All of the data that follows should be written out exactly.

Stored dataset items:

______

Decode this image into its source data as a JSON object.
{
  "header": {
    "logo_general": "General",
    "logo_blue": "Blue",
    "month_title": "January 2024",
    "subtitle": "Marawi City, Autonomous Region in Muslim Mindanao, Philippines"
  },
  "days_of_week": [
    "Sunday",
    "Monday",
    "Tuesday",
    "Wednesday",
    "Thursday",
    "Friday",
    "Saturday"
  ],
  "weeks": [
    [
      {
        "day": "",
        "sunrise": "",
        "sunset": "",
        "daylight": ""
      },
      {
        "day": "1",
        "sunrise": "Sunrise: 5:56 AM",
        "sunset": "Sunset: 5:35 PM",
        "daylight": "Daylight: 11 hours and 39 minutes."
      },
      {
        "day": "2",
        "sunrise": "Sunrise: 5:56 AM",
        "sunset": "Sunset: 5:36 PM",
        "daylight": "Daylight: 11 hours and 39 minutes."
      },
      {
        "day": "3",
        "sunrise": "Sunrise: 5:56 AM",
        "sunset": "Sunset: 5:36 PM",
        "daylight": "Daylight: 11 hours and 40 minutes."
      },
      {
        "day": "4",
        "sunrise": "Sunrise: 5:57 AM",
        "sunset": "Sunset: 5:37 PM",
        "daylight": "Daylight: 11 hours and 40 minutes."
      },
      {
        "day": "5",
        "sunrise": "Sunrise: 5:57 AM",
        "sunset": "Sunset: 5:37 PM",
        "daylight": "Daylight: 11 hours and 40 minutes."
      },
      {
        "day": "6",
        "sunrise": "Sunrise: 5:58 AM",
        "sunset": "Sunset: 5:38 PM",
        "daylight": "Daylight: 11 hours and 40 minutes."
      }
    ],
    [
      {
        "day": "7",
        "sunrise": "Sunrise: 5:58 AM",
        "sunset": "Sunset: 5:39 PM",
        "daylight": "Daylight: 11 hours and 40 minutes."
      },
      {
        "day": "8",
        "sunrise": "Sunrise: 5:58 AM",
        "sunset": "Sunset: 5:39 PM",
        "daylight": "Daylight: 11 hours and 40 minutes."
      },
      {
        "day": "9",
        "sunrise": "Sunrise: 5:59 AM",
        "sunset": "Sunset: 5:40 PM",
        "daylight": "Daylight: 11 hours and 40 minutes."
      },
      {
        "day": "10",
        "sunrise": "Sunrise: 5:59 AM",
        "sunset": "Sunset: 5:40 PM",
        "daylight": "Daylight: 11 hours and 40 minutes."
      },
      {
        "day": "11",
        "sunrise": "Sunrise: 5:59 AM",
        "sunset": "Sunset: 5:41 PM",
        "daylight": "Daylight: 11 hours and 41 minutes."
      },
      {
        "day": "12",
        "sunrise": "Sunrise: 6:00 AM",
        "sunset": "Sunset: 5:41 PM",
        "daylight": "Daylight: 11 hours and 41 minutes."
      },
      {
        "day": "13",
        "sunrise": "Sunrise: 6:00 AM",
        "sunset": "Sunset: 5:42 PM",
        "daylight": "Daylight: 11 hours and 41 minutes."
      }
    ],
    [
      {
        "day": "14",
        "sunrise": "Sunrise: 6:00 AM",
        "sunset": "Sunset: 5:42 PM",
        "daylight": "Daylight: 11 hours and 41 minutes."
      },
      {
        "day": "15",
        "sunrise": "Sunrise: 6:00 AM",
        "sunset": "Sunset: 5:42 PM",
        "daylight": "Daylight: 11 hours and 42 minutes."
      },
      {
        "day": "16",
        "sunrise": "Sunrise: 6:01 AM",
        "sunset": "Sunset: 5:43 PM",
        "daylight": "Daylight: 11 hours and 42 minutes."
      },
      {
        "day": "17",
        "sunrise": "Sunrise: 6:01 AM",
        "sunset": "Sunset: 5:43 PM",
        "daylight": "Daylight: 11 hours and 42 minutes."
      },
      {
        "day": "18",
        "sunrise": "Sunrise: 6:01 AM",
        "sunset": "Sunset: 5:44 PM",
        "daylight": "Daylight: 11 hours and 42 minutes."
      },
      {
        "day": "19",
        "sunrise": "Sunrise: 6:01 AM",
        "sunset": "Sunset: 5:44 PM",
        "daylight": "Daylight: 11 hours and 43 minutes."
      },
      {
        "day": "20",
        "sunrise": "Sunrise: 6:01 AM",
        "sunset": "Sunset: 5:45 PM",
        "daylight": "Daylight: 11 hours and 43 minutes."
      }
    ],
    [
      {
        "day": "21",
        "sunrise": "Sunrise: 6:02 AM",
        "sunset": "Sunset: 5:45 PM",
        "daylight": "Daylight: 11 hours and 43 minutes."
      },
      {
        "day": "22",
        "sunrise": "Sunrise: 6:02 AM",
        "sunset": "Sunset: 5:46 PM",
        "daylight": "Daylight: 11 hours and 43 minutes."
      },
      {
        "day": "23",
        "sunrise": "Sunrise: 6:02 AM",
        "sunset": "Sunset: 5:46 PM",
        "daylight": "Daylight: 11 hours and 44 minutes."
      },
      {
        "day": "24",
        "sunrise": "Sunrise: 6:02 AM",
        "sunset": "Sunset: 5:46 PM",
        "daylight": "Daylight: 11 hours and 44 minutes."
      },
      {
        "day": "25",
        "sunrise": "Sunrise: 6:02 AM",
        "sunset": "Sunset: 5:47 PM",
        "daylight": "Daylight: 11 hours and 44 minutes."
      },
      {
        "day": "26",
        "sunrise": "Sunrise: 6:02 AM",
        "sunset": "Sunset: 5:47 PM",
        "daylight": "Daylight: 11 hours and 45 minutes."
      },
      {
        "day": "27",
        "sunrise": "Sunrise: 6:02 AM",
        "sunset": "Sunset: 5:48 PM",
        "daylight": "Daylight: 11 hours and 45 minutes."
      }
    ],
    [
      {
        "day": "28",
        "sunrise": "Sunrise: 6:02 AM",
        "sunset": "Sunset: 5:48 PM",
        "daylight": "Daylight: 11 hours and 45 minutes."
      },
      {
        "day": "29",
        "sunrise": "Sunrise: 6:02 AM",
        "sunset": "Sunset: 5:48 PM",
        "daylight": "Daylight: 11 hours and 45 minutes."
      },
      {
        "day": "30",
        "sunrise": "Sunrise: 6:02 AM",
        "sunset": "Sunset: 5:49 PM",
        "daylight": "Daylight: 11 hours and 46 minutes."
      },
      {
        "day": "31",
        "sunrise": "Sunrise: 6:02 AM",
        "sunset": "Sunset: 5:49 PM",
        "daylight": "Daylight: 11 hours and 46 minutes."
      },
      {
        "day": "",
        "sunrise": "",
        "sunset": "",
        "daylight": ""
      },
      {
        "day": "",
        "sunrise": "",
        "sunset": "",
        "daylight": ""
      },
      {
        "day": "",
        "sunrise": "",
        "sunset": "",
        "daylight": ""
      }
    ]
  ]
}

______

Solution:
Decode this image into its source data as a JSON object.
{
  "header": {
    "logo_general": "General",
    "logo_blue": "Blue",
    "month_title": "January 2024",
    "subtitle": "Marawi City, Autonomous Region in Muslim Mindanao, Philippines"
  },
  "days_of_week": [
    "Sunday",
    "Monday",
    "Tuesday",
    "Wednesday",
    "Thursday",
    "Friday",
    "Saturday"
  ],
  "weeks": [
    [
      {
        "day": "",
        "sunrise": "",
        "sunset": "",
        "daylight": ""
      },
      {
        "day": "1",
        "sunrise": "Sunrise: 5:56 AM",
        "sunset": "Sunset: 5:35 PM",
        "daylight": "Daylight: 11 hours and 39 minutes."
      },
      {
        "day": "2",
        "sunrise": "Sunrise: 5:56 AM",
        "sunset": "Sunset: 5:36 PM",
        "daylight": "Daylight: 11 hours and 39 minutes."
      },
      {
        "day": "3",
        "sunrise": "Sunrise: 5:56 AM",
        "sunset": "Sunset: 5:36 PM",
        "daylight": "Daylight: 11 hours and 40 minutes."
      },
      {
        "day": "4",
        "sunrise": "Sunrise: 5:57 AM",
        "sunset": "Sunset: 5:37 PM",
        "daylight": "Daylight: 11 hours and 40 minutes."
      },
      {
        "day": "5",
        "sunrise": "Sunrise: 5:57 AM",
        "sunset": "Sunset: 5:37 PM",
        "daylight": "Daylight: 11 hours and 40 minutes."
      },
      {
        "day": "6",
        "sunrise": "Sunrise: 5:58 AM",
        "sunset": "Sunset: 5:38 PM",
        "daylight": "Daylight: 11 hours and 40 minutes."
      }
    ],
    [
      {
        "day": "7",
        "sunrise": "Sunrise: 5:58 AM",
        "sunset": "Sunset: 5:39 PM",
        "daylight": "Daylight: 11 hours and 40 minutes."
      },
      {
        "day": "8",
        "sunrise": "Sunrise: 5:58 AM",
        "sunset": "Sunset: 5:39 PM",
        "daylight": "Daylight: 11 hours and 40 minutes."
      },
      {
        "day": "9",
        "sunrise": "Sunrise: 5:59 AM",
        "sunset": "Sunset: 5:40 PM",
        "daylight": "Daylight: 11 hours and 40 minutes."
      },
      {
        "day": "10",
        "sunrise": "Sunrise: 5:59 AM",
        "sunset": "Sunset: 5:40 PM",
        "daylight": "Daylight: 11 hours and 40 minutes."
      },
      {
        "day": "11",
        "sunrise": "Sunrise: 5:59 AM",
        "sunset": "Sunset: 5:41 PM",
        "daylight": "Daylight: 11 hours and 41 minutes."
      },
      {
        "day": "12",
        "sunrise": "Sunrise: 6:00 AM",
        "sunset": "Sunset: 5:41 PM",
        "daylight": "Daylight: 11 hours and 41 minutes."
      },
      {
        "day": "13",
        "sunrise": "Sunrise: 6:00 AM",
        "sunset": "Sunset: 5:42 PM",
        "daylight": "Daylight: 11 hours and 41 minutes."
      }
    ],
    [
      {
        "day": "14",
        "sunrise": "Sunrise: 6:00 AM",
        "sunset": "Sunset: 5:42 PM",
        "daylight": "Daylight: 11 hours and 41 minutes."
      },
      {
        "day": "15",
        "sunrise": "Sunrise: 6:00 AM",
        "sunset": "Sunset: 5:42 PM",
        "daylight": "Daylight: 11 hours and 42 minutes."
      },
      {
        "day": "16",
        "sunrise": "Sunrise: 6:01 AM",
        "sunset": "Sunset: 5:43 PM",
        "daylight": "Daylight: 11 hours and 42 minutes."
      },
      {
        "day": "17",
        "sunrise": "Sunrise: 6:01 AM",
        "sunset": "Sunset: 5:43 PM",
        "daylight": "Daylight: 11 hours and 42 minutes."
      },
      {
        "day": "18",
        "sunrise": "Sunrise: 6:01 AM",
        "sunset": "Sunset: 5:44 PM",
        "daylight": "Daylight: 11 hours and 42 minutes."
      },
      {
        "day": "19",
        "sunrise": "Sunrise: 6:01 AM",
        "sunset": "Sunset: 5:44 PM",
        "daylight": "Daylight: 11 hours and 43 minutes."
      },
      {
        "day": "20",
        "sunrise": "Sunrise: 6:01 AM",
        "sunset": "Sunset: 5:45 PM",
        "daylight": "Daylight: 11 hours and 43 minutes."
      }
    ],
    [
      {
        "day": "21",
        "sunrise": "Sunrise: 6:02 AM",
        "sunset": "Sunset: 5:45 PM",
        "daylight": "Daylight: 11 hours and 43 minutes."
      },
      {
        "day": "22",
        "sunrise": "Sunrise: 6:02 AM",
        "sunset": "Sunset: 5:46 PM",
        "daylight": "Daylight: 11 hours and 43 minutes."
      },
      {
        "day": "23",
        "sunrise": "Sunrise: 6:02 AM",
        "sunset": "Sunset: 5:46 PM",
        "daylight": "Daylight: 11 hours and 44 minutes."
      },
      {
        "day": "24",
        "sunrise": "Sunrise: 6:02 AM",
        "sunset": "Sunset: 5:46 PM",
        "daylight": "Daylight: 11 hours and 44 minutes."
      },
      {
        "day": "25",
        "sunrise": "Sunrise: 6:02 AM",
        "sunset": "Sunset: 5:47 PM",
        "daylight": "Daylight: 11 hours and 44 minutes."
      },
      {
        "day": "26",
        "sunrise": "Sunrise: 6:02 AM",
        "sunset": "Sunset: 5:47 PM",
        "daylight": "Daylight: 11 hours and 45 minutes."
      },
      {
        "day": "27",
        "sunrise": "Sunrise: 6:02 AM",
        "sunset": "Sunset: 5:48 PM",
        "daylight": "Daylight: 11 hours and 45 minutes."
      }
    ],
    [
      {
        "day": "28",
        "sunrise": "Sunrise: 6:02 AM",
        "sunset": "Sunset: 5:48 PM",
        "daylight": "Daylight: 11 hours and 45 minutes."
      },
      {
        "day": "29",
        "sunrise": "Sunrise: 6:02 AM",
        "sunset": "Sunset: 5:48 PM",
        "daylight": "Daylight: 11 hours and 45 minutes."
      },
      {
        "day": "30",
        "sunrise": "Sunrise: 6:02 AM",
        "sunset": "Sunset: 5:49 PM",
        "daylight": "Daylight: 11 hours and 46 minutes."
      },
      {
        "day": "31",
        "sunrise": "Sunrise: 6:02 AM",
        "sunset": "Sunset: 5:49 PM",
        "daylight": "Daylight: 11 hours and 46 minutes."
      },
      {
        "day": "",
        "sunrise": "",
        "sunset": "",
        "daylight": ""
      },
      {
        "day": "",
        "sunrise": "",
        "sunset": "",
        "daylight": ""
      },
      {
        "day": "",
        "sunrise": "",
        "sunset": "",
        "daylight": ""
      }
    ]
  ]
}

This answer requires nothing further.